Advice from giant consulting firm McKinsey broke the Canada Infrastructure Bank, and it’s time to fix that mistake.

On May 16, CUPE made our case for building a truly public bank at a House of Commons committee investigating the role of McKinsey in the bank’s design and early days.

Senior research officer Diane Therrien outlined how McKinsey and other corporate players like BlackRock radically shifted the bank’s mandate.

At first, the CIB was supposed to give local governments low-cost loans for infrastructure projects. Then the Liberal government outsourced the bank’s design to a corporate-heavy advisory group chaired by McKinsey’s Dominic Barton. After that, the bank’s focus abruptly shifted to profit-driven projects that cost more, deliver less, and force communities to privatize.

As the bank faces a five-year review, CUPE is calling for a major overhaul of the bank so it can meet community needs and tackle the climate crisis.

The bank was destined to fail from the start. More than five years after its founding, the CIB has not even met its own goal of attracting profit-seeking private investors. From day one, a lack of transparency and accountability have been major problems for the bank.

But luckily, it isn’t too late for the bank to change course. “There are models of successful banks around the world that we can turn to for guidance. There is no need to reinvent things,” said Therrien.

Therrien emphasized that the infiltration of governments by consultants is a widespread problem.

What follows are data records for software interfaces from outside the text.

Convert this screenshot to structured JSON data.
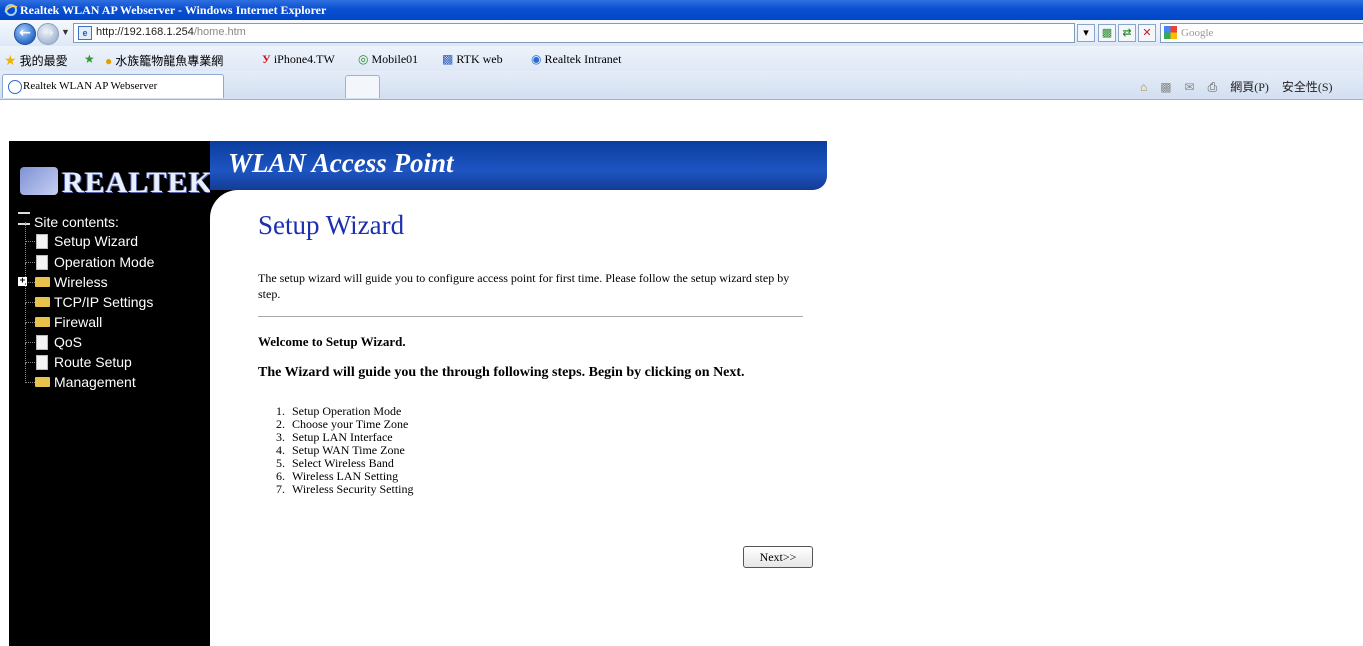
{
  "window": {
    "title": "Realtek WLAN AP Webserver - Windows Internet Explorer"
  },
  "address_bar": {
    "url_host": "http://192.168.1.254",
    "url_path": "/home.htm",
    "search_placeholder": "Google"
  },
  "favorites": {
    "label": "我的最愛",
    "items": [
      "水族籠物龍魚專業網",
      "iPhone4.TW",
      "Mobile01",
      "RTK web",
      "Realtek Intranet"
    ]
  },
  "tab": {
    "label": "Realtek WLAN AP Webserver"
  },
  "command_bar": {
    "page_label": "網頁(P)",
    "safety_label": "安全性(S)"
  },
  "sidebar": {
    "logo_text": "REALTEK",
    "tree_root": "Site contents:",
    "items": [
      {
        "label": "Setup Wizard",
        "type": "page"
      },
      {
        "label": "Operation Mode",
        "type": "page"
      },
      {
        "label": "Wireless",
        "type": "folder-expandable"
      },
      {
        "label": "TCP/IP Settings",
        "type": "folder"
      },
      {
        "label": "Firewall",
        "type": "folder"
      },
      {
        "label": "QoS",
        "type": "page"
      },
      {
        "label": "Route Setup",
        "type": "page"
      },
      {
        "label": "Management",
        "type": "folder"
      }
    ]
  },
  "header": {
    "title": "WLAN Access Point"
  },
  "main": {
    "title": "Setup Wizard",
    "intro": "The setup wizard will guide you to configure access point for first time. Please follow the setup wizard step by step.",
    "welcome": "Welcome to Setup Wizard.",
    "guide": "The Wizard will guide you the through following steps. Begin by clicking on Next.",
    "steps": [
      "Setup Operation Mode",
      "Choose your Time Zone",
      "Setup LAN Interface",
      "Setup WAN Time Zone",
      "Select Wireless Band",
      "Wireless LAN Setting",
      "Wireless Security Setting"
    ],
    "next_label": "Next>>"
  },
  "colors": {
    "title_bar": "#0047c8",
    "header": "#1e55c2",
    "title_text": "#1b2fb0",
    "sidebar": "#000000"
  }
}
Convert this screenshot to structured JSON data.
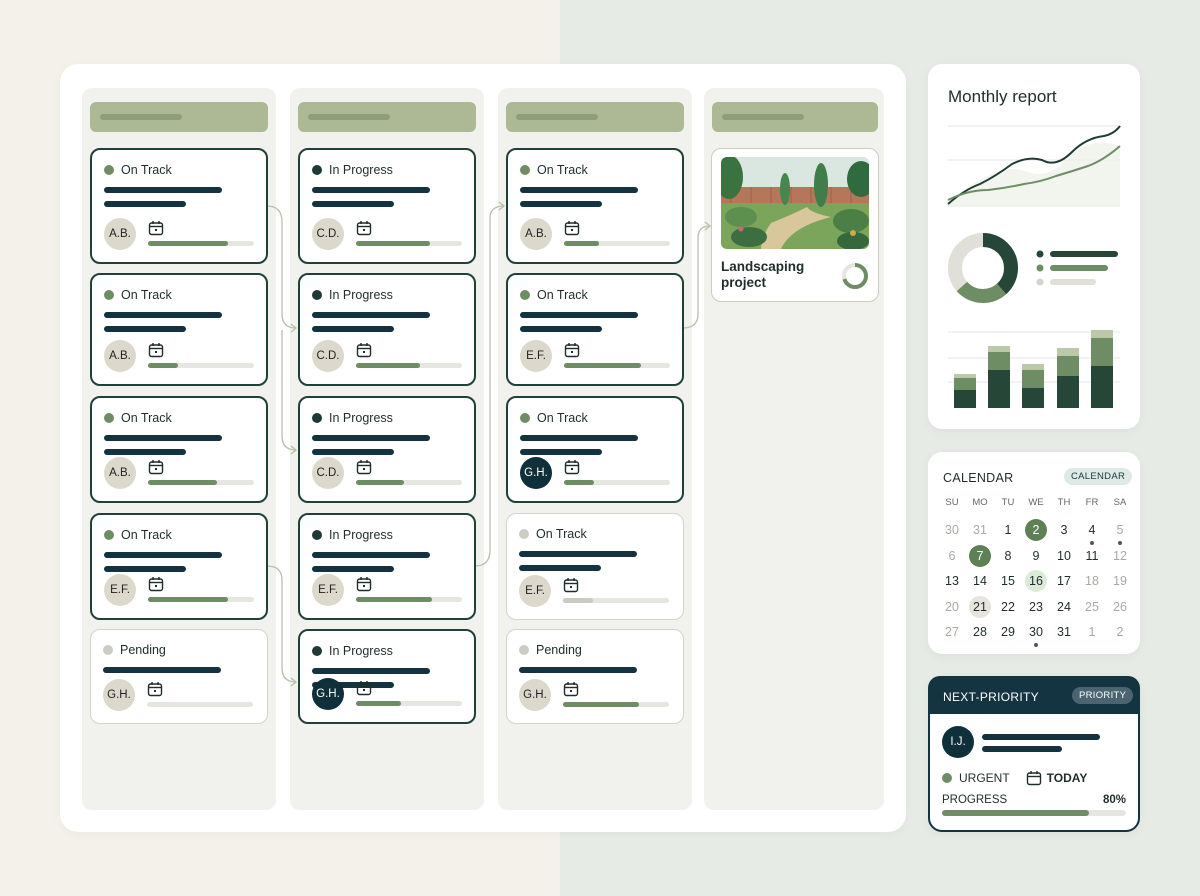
{
  "board": {
    "columns": [
      {
        "cards": [
          {
            "status": "On Track",
            "dot": "green",
            "initials": "A.B.",
            "progress": 0.75,
            "style": "dark"
          },
          {
            "status": "On Track",
            "dot": "green",
            "initials": "A.B.",
            "progress": 0.28,
            "style": "dark"
          },
          {
            "status": "On Track",
            "dot": "green",
            "initials": "A.B.",
            "progress": 0.65,
            "style": "dark"
          },
          {
            "status": "On Track",
            "dot": "green",
            "initials": "E.F.",
            "progress": 0.75,
            "style": "dark"
          },
          {
            "status": "Pending",
            "dot": "gray",
            "initials": "G.H.",
            "progress": 0.0,
            "style": "light"
          }
        ]
      },
      {
        "cards": [
          {
            "status": "In Progress",
            "dot": "dark",
            "initials": "C.D.",
            "progress": 0.7,
            "style": "dark"
          },
          {
            "status": "In Progress",
            "dot": "dark",
            "initials": "C.D.",
            "progress": 0.6,
            "style": "dark"
          },
          {
            "status": "In Progress",
            "dot": "dark",
            "initials": "C.D.",
            "progress": 0.45,
            "style": "dark"
          },
          {
            "status": "In Progress",
            "dot": "dark",
            "initials": "E.F.",
            "progress": 0.72,
            "style": "dark"
          },
          {
            "status": "In Progress",
            "dot": "dark",
            "initials": "G.H.",
            "progress": 0.42,
            "style": "dark",
            "avatar": "dark"
          }
        ]
      },
      {
        "cards": [
          {
            "status": "On Track",
            "dot": "green",
            "initials": "A.B.",
            "progress": 0.33,
            "style": "dark"
          },
          {
            "status": "On Track",
            "dot": "green",
            "initials": "E.F.",
            "progress": 0.73,
            "style": "dark"
          },
          {
            "status": "On Track",
            "dot": "green",
            "initials": "G.H.",
            "progress": 0.28,
            "style": "dark",
            "avatar": "dark"
          },
          {
            "status": "On Track",
            "dot": "gray",
            "initials": "E.F.",
            "progress": 0.28,
            "style": "light",
            "fill": "pale"
          },
          {
            "status": "Pending",
            "dot": "gray",
            "initials": "G.H.",
            "progress": 0.72,
            "style": "light"
          }
        ]
      }
    ],
    "project": {
      "title": "Landscaping project",
      "progress": 0.7
    }
  },
  "report": {
    "title": "Monthly report",
    "donut_share": 0.62,
    "colors": {
      "dark": "#264738",
      "mid": "#6f8d64",
      "light": "#bcc9a9",
      "pale": "#e1e0d8"
    }
  },
  "calendar": {
    "title": "CALENDAR",
    "badge": "CALENDAR",
    "weekdays": [
      "SU",
      "MO",
      "TU",
      "WE",
      "TH",
      "FR",
      "SA"
    ],
    "weeks": [
      [
        "30",
        "31",
        "1",
        "2",
        "3",
        "4",
        "5"
      ],
      [
        "6",
        "7",
        "8",
        "9",
        "10",
        "11",
        "12"
      ],
      [
        "13",
        "14",
        "15",
        "16",
        "17",
        "18",
        "19"
      ],
      [
        "20",
        "21",
        "22",
        "23",
        "24",
        "25",
        "26"
      ],
      [
        "27",
        "28",
        "29",
        "30",
        "31",
        "1",
        "2"
      ]
    ]
  },
  "next_priority": {
    "title": "NEXT-PRIORITY",
    "badge": "PRIORITY",
    "initials": "I.J.",
    "urgency": "URGENT",
    "due": "TODAY",
    "progress_label": "PROGRESS",
    "progress_value": "80%",
    "progress": 0.8
  }
}
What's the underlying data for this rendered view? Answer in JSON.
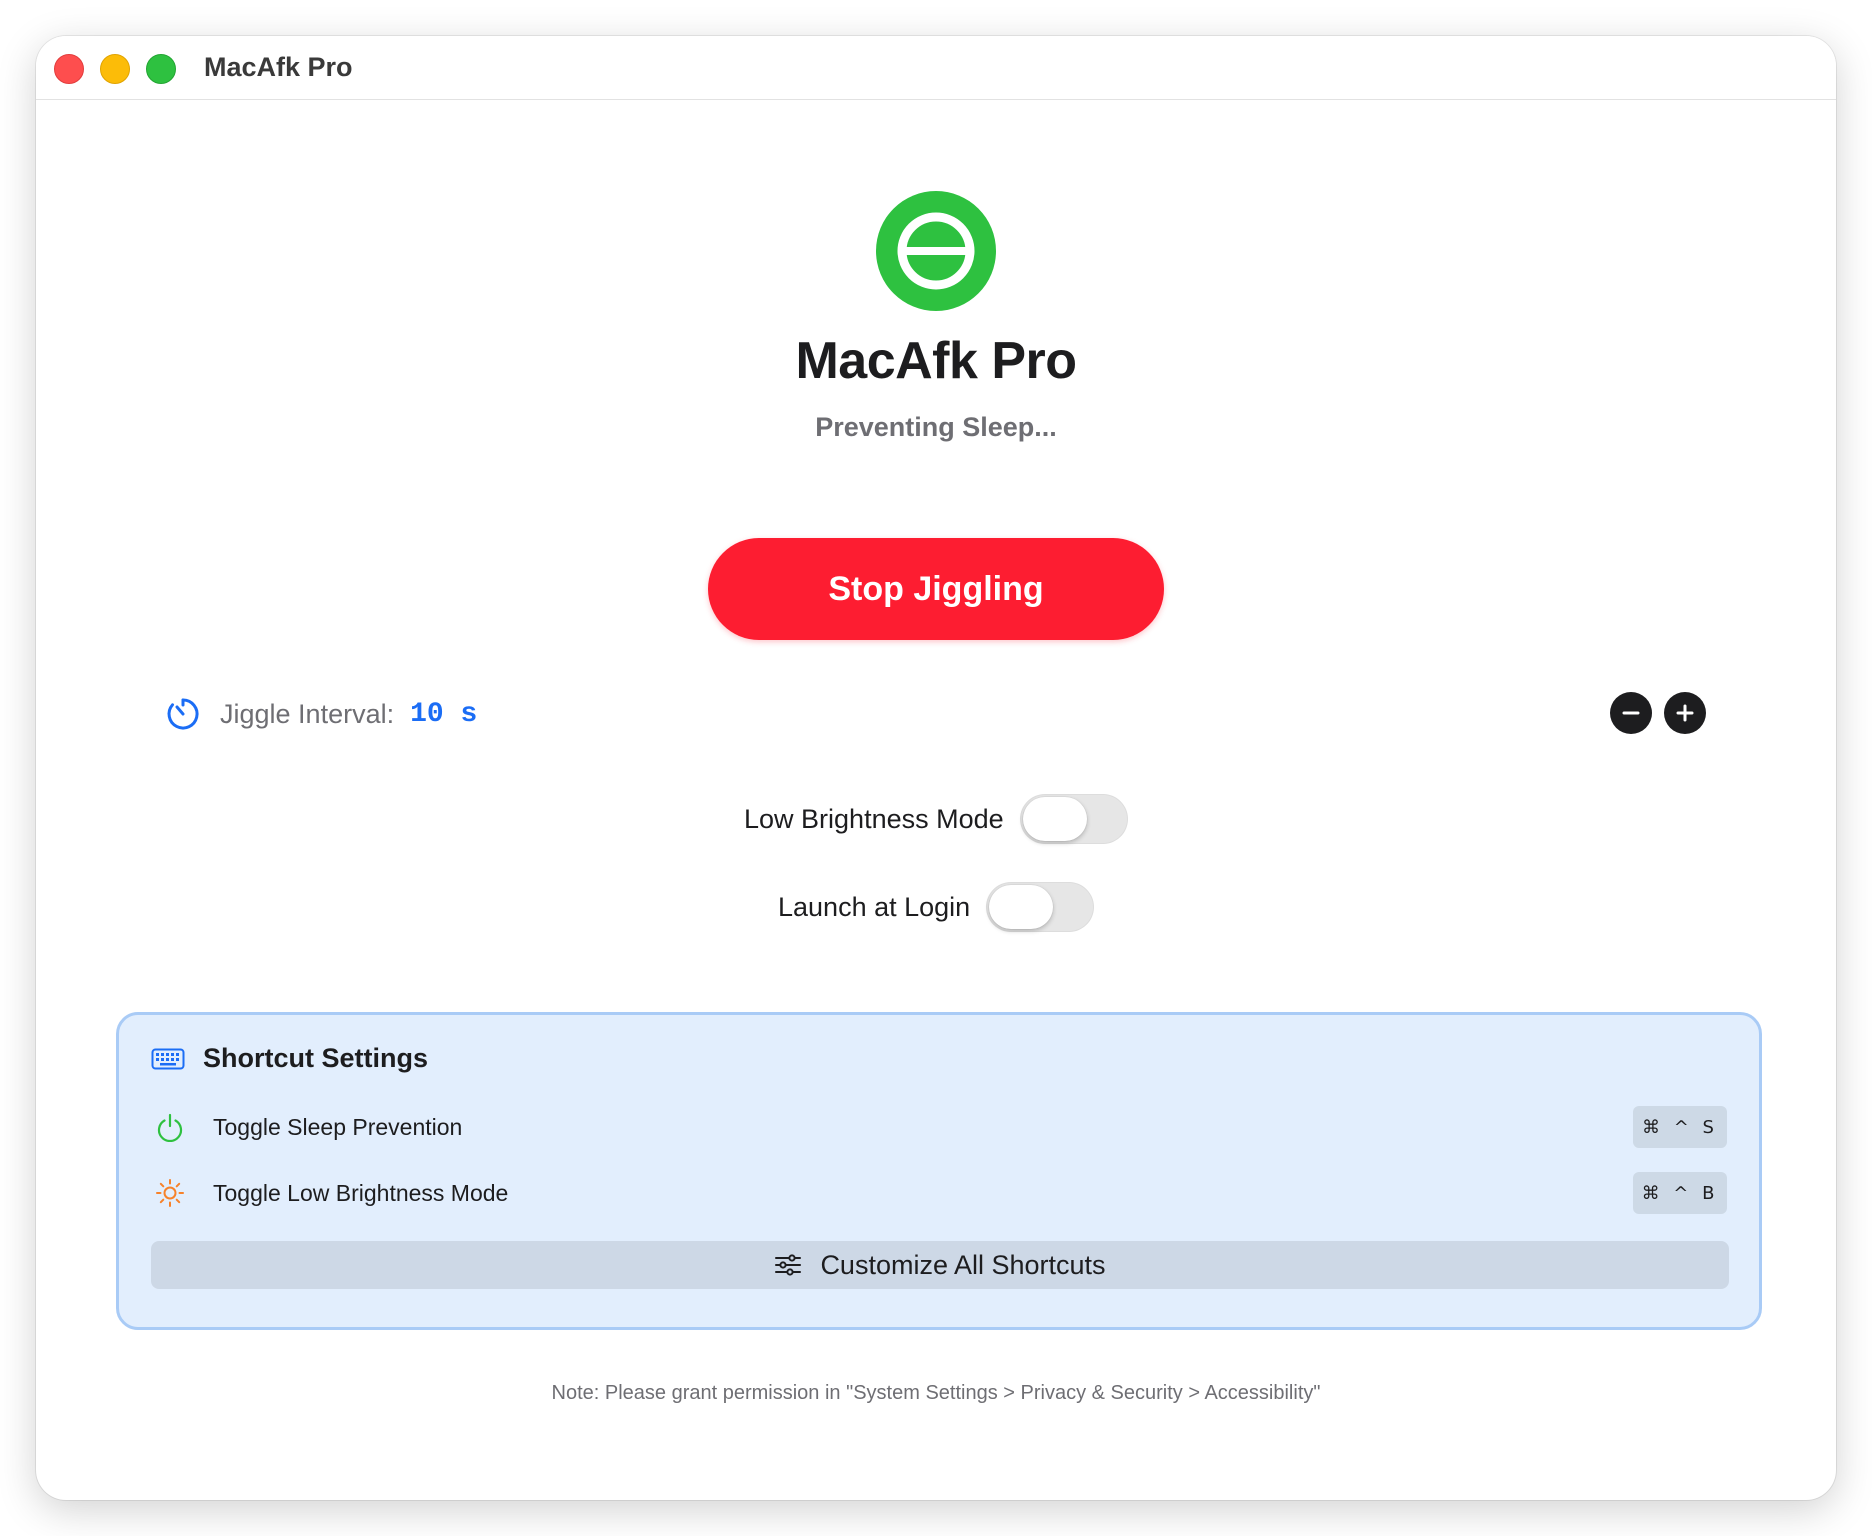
{
  "window": {
    "title": "MacAfk Pro",
    "controls": [
      "close",
      "minimize",
      "zoom"
    ]
  },
  "header": {
    "logo_icon": "sleep-indicator-icon",
    "app_name": "MacAfk Pro",
    "status": "Preventing Sleep..."
  },
  "actions": {
    "stop_label": "Stop Jiggling"
  },
  "interval": {
    "icon": "timer-icon",
    "label": "Jiggle Interval:",
    "value": "10 s",
    "decrement_icon": "minus-icon",
    "increment_icon": "plus-icon"
  },
  "toggles": [
    {
      "label": "Low Brightness Mode",
      "on": false
    },
    {
      "label": "Launch at Login",
      "on": false
    }
  ],
  "shortcuts": {
    "title": "Shortcut Settings",
    "icon": "keyboard-icon",
    "items": [
      {
        "icon": "power-icon",
        "label": "Toggle Sleep Prevention",
        "keys": "⌘ ^ S"
      },
      {
        "icon": "sun-icon",
        "label": "Toggle Low Brightness Mode",
        "keys": "⌘ ^ B"
      }
    ],
    "customize_label": "Customize All Shortcuts"
  },
  "footer": {
    "note": "Note: Please grant permission in \"System Settings > Privacy & Security > Accessibility\""
  },
  "colors": {
    "accent_green": "#2ec140",
    "stop_red": "#fd1d31",
    "interval_blue": "#1b6df5",
    "panel_bg": "#e2eefd",
    "panel_border": "#a9cbf6"
  }
}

Consulting firms are driven by profit and accountable to shareholders – not the public.

“McKinsey and other consultancies are notorious for providing advice to governments that undermines the work of the public service, and that seeks to continue down the dangerous neoliberal path of privatizing public services,” she told the committee.

Watch CUPE’s testimony: